One of the most obvious problems facing incoming freshmen who are planning on living on campus is the struggle of nutrition and of learning to control their own eating habits. Most schools attempt to thwart this conundrum by offering various meal plans that allow students to purchase meals at the various dining halls located on campus.
As time has progressed, most student bodies on campuses across the country have led initiatives to force their schools to offer healthy options for students. The problem is that along with the promising nutrients of all the healthy options, students seem to have little to no control over their own consumption.
From my own experiences in the dining hall, I would often see students bypass the leaner options and head straight towards the pizza and burger station. My freshman peers would walk to their tables with multiple plates of food, washing their greasy meals down with endless cups of the various sodas that flowed freely. Even if they were full halfway through the meal, they would most often continue eating the food they had gotten in an effort to not waste anything. After months of doing this they easily put on quite a few extra pounds.

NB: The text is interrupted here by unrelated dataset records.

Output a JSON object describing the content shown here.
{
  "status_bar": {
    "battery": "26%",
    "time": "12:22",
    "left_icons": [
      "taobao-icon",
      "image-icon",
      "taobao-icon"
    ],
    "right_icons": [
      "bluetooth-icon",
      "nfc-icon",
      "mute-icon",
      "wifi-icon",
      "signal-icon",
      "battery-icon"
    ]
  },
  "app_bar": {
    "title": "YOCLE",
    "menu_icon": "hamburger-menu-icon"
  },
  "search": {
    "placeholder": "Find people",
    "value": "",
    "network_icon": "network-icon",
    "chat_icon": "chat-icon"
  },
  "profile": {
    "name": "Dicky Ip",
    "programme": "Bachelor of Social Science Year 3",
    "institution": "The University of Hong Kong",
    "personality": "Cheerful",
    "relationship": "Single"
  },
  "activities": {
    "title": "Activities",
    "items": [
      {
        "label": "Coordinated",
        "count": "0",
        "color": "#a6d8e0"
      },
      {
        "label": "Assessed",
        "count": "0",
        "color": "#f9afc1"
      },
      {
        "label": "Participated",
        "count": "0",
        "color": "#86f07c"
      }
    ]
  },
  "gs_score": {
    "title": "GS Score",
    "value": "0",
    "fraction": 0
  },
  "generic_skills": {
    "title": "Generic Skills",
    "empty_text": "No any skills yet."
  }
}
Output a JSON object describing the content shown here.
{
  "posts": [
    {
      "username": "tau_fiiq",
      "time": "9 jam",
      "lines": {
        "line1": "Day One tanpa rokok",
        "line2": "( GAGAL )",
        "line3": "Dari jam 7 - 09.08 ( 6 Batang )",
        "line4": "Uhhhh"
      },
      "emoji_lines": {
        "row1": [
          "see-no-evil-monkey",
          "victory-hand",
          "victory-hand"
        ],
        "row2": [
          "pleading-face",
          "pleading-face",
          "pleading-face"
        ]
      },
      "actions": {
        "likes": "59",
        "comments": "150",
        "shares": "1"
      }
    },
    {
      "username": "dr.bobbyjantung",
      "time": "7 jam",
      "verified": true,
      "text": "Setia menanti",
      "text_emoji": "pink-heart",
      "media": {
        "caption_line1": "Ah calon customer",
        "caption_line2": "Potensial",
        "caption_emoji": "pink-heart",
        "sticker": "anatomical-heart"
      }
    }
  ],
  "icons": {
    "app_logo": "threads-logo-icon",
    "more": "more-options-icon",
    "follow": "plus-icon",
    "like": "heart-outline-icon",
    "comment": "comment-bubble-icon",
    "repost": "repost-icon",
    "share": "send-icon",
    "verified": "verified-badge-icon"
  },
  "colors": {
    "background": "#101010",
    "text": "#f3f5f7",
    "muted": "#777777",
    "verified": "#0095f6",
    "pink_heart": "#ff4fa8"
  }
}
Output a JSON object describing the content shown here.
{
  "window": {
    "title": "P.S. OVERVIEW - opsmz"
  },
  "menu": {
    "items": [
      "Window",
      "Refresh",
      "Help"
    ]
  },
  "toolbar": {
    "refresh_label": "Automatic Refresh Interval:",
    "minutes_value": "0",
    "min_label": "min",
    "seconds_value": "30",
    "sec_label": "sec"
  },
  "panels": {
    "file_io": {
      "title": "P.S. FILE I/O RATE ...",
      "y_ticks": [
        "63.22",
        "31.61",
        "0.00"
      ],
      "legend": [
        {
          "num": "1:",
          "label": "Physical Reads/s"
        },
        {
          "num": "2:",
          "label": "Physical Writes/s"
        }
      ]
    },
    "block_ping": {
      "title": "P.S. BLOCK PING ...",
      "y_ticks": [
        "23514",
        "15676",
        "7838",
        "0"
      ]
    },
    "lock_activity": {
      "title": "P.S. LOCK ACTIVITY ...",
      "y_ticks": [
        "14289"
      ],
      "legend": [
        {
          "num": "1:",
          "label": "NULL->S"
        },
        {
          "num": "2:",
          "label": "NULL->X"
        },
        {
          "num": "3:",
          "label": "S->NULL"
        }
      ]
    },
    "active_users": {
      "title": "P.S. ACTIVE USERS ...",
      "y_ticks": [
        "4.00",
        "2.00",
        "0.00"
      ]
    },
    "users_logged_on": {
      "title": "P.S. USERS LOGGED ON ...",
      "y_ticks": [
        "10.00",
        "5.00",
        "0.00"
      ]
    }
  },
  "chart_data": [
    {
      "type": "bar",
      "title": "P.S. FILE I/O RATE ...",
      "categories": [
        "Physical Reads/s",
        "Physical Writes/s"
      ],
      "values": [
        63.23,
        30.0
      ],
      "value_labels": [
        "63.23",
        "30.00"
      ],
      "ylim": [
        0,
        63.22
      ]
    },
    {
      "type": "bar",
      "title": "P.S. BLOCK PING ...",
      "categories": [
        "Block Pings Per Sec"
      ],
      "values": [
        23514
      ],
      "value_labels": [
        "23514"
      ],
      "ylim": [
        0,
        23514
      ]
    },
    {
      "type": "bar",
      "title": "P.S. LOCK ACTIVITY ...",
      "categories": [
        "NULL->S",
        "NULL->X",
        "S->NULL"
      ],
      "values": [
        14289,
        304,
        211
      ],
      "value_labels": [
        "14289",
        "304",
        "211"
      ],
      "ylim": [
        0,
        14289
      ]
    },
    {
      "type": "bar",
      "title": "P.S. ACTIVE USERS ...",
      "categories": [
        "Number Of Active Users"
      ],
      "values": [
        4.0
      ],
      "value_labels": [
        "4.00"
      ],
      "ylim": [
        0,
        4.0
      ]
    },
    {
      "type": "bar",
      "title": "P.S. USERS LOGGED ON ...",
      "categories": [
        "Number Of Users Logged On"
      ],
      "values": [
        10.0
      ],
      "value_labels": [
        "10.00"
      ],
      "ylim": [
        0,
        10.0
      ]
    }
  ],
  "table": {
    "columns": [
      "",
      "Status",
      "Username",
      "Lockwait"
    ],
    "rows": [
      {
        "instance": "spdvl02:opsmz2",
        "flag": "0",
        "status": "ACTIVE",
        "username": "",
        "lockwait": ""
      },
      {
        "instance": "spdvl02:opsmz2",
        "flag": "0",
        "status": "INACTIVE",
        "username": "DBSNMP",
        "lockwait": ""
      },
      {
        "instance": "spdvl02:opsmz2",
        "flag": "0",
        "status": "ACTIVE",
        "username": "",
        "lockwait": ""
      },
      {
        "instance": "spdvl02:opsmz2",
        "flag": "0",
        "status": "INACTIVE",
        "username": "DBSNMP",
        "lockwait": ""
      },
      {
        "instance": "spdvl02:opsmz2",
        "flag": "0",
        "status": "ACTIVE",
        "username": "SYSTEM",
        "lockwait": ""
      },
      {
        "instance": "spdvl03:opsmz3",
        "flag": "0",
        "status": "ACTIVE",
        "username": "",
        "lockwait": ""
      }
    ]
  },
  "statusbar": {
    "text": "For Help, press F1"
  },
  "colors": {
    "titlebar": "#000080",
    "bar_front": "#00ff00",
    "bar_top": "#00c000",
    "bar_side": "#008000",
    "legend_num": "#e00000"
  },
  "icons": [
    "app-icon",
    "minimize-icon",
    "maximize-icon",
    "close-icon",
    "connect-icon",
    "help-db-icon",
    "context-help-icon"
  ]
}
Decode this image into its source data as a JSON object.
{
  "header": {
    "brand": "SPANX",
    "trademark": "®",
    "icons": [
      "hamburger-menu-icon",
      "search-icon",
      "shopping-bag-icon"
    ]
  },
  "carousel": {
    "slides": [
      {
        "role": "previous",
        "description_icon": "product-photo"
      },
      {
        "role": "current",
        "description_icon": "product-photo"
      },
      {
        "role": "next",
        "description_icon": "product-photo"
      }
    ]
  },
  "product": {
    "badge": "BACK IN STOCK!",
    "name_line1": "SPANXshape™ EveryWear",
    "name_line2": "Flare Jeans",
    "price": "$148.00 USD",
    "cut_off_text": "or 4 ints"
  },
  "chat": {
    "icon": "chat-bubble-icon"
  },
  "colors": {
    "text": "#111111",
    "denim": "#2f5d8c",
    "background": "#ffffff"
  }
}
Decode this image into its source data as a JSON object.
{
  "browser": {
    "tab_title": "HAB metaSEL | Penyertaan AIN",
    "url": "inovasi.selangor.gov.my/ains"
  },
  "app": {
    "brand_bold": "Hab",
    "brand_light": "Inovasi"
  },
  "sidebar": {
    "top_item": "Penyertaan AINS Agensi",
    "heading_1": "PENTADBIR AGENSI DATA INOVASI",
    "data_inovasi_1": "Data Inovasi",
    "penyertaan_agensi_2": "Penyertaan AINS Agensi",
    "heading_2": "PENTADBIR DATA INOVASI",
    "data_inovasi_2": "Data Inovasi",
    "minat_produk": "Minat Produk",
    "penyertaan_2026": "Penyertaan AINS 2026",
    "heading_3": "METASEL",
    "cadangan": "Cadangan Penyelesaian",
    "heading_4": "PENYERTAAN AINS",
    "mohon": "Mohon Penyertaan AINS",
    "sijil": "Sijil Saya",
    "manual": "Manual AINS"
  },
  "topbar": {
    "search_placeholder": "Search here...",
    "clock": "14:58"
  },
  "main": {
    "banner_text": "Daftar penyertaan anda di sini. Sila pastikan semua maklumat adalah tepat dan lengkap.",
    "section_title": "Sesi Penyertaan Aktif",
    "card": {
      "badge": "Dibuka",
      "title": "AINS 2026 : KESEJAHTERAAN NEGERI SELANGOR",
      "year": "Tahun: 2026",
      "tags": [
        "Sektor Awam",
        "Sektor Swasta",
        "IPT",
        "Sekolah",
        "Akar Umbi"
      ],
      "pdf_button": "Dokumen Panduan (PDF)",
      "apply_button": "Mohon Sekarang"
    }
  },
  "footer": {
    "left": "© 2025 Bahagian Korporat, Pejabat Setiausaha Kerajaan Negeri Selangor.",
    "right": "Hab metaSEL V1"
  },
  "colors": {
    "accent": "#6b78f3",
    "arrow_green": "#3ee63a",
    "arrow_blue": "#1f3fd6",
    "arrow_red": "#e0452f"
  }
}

So, what is the easiest way to fix this? I need to preface this by saying that I am in no way a dietitian or nutritionist, but simply a student who successfully made it through the first years of college in a relatively healthy state. The main way to combat this overconsumption is to simply only grab a single plate of food at a time. This forces you to have to continually choose whether or not you want to eat more, rather than simply having all of the food in front of you. Most dining halls that I have visited are wholly fine with students going back and forth between tables and the food areas, so no additional charges are levied. Getting into the habit of forcing yourself to a single plate can easily help keep off the excess weight.
Students who live on campus are offered meal plans of various sizes, and most of my fellow students made the expensive mistake of purchasing the largest meal plan. It is easy to have the mindset of “Of course I’ll need to be able to eat at the dining hall three times a day!” More often than not, you’ll skip a meal each day because of classes, outings, or just pure apathy. Unless you are absolutely certain that you’ll need to eat in the dining hall for all three meals each day, go for a smaller and ultimately cheaper plan. Almost everyone I knew at the end of each school quarter had extra meal points remaining, which was a complete waste of money.
Living away from home for the first time can be an amazing experience, but it is easy to ruin your body and time by eating terribly in the campus dining halls. Avoid the pitfalls of overpaying and always remember to stick to a single plate.